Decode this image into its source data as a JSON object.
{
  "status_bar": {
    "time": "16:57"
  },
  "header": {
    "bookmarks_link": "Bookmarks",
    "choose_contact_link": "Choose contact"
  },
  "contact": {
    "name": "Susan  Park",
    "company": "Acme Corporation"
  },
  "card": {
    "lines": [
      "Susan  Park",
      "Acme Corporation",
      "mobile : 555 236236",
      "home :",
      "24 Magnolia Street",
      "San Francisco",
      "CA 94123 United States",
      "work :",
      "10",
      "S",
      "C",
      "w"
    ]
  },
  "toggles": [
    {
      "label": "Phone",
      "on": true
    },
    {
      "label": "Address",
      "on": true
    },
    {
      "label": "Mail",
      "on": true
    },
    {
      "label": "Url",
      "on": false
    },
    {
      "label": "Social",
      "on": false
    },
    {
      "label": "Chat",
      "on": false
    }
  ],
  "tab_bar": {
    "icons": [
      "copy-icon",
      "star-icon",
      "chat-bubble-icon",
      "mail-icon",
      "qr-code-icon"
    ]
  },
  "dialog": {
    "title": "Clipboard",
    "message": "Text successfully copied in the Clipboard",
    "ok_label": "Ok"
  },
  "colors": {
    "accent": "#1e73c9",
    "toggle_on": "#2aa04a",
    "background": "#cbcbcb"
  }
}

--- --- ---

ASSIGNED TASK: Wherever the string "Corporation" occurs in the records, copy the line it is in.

WRITTEN REPLY:
    "company": "Acme Corporation"
      "Acme Corporation",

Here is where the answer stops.